The Chapters, “In All Your Ways”, “The Commandments”, and “Between
Man and Woman” describe a Jewish version of Tantra. They express the
concept that every single action can be viewed as sacred and conducted
as meditation in action. First, “In All Your Ways” expresses the idea that
God is immanent in all things, so dealing with anything is dealing with God.
Second, “The Commandments” expresses that there are certain activities
that have been designated as particularly helpful in providing direction and
spiritual guidance in life. And third, “Between Man and Woman” expresses
that proper sexual relations is a particularly unique sacred activity, as it
mimics the very act of ongoing creation whereby the interplay between male
and female is essential for creating and sustaining anything and everything.

The book ends with a chapter entitled “Remolding the Self”. As sympathetic
as Kaplan appears concerning Chasidism, Jewish Mysticism, and Kabbalah,
it is interesting that he ends the book with this chapter discussing the
Musar movement, which he says was a reaction to Chasidism. The Musar
movement developed among the Mitnaggedim, opponents of the Chasidic
movement. Musar schools taught that it was not enough to live the righteous
life vicariously through a master, as had become common in Chasidic circles.
To the contrary, Musar maintained that every individual had an obligation
to strive to live the righteous life in his own right. It offered a program
through which every person could gradually perfect himself. He explains

that Musar focuses on one’s relation with one’s fellow beings in addition to
one’s relationship with God. Musar means “self-perfection”, and as such,
focuses on methods to overcome individual shortcomings in order to be a
better citizen of the world. Kaplan contends that the type of introspective
Musar “self-help” techniques can be seen as individualized meditations, and
that by engaging in these meditations, positive results can be realized. By
concluding the book with this chapter, Kaplan is making the point that the
real test of spiritual development is not only in attaining lofty meditational
levels, but in how one brings those attainments to bear in one’s interactions
with the everyday mundane world and its challenges and relationships,
starting first with the family unit, and especially between spouses. Perhaps
the greatest testers to our spiritual development that we have are those

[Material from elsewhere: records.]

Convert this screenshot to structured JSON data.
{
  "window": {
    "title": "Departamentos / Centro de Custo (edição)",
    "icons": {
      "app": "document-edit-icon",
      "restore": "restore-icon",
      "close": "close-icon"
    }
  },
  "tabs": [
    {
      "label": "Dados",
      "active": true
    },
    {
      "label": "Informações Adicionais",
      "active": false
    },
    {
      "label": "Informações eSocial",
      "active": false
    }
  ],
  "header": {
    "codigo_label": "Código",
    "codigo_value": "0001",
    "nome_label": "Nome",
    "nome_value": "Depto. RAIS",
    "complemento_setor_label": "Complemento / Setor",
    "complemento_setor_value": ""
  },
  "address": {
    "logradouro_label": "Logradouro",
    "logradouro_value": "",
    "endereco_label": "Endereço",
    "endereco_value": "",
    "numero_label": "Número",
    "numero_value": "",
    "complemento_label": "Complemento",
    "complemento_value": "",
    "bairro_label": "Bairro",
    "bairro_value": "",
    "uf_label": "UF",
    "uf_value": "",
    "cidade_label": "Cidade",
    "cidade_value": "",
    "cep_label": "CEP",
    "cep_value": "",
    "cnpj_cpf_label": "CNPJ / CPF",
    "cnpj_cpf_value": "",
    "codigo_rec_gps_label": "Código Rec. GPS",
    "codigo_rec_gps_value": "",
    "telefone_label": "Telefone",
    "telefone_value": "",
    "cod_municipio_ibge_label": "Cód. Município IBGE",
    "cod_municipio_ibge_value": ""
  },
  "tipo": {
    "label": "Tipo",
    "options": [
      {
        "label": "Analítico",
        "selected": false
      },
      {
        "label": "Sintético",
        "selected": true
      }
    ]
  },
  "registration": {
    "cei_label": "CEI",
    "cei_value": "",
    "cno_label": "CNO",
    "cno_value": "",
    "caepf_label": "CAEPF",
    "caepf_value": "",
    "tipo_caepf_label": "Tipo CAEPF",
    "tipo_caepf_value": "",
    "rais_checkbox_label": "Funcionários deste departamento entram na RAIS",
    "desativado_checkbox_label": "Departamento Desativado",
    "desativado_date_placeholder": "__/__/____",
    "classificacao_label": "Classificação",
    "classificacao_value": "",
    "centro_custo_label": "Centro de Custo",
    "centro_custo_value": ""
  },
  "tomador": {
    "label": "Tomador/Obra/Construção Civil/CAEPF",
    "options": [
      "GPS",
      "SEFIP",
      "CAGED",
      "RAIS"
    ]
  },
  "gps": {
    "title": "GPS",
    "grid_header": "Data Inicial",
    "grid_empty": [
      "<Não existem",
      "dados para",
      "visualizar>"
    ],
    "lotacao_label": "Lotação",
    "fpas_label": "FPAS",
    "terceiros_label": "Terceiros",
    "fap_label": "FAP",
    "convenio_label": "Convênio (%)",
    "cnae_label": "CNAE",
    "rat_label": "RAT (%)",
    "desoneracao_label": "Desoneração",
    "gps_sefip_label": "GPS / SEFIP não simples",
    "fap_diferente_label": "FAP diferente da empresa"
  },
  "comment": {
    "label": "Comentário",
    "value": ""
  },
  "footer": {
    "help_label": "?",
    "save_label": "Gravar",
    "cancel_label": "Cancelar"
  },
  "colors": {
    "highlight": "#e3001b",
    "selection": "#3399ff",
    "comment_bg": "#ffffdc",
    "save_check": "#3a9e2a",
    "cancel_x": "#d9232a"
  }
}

closest to us, who can challenge us and press our “hot buttons” like no one
else. This is the ultimate “reality check”, where “the rubber meets the road”.
[The last three phrases in quotes are mine, not Kaplan’s!]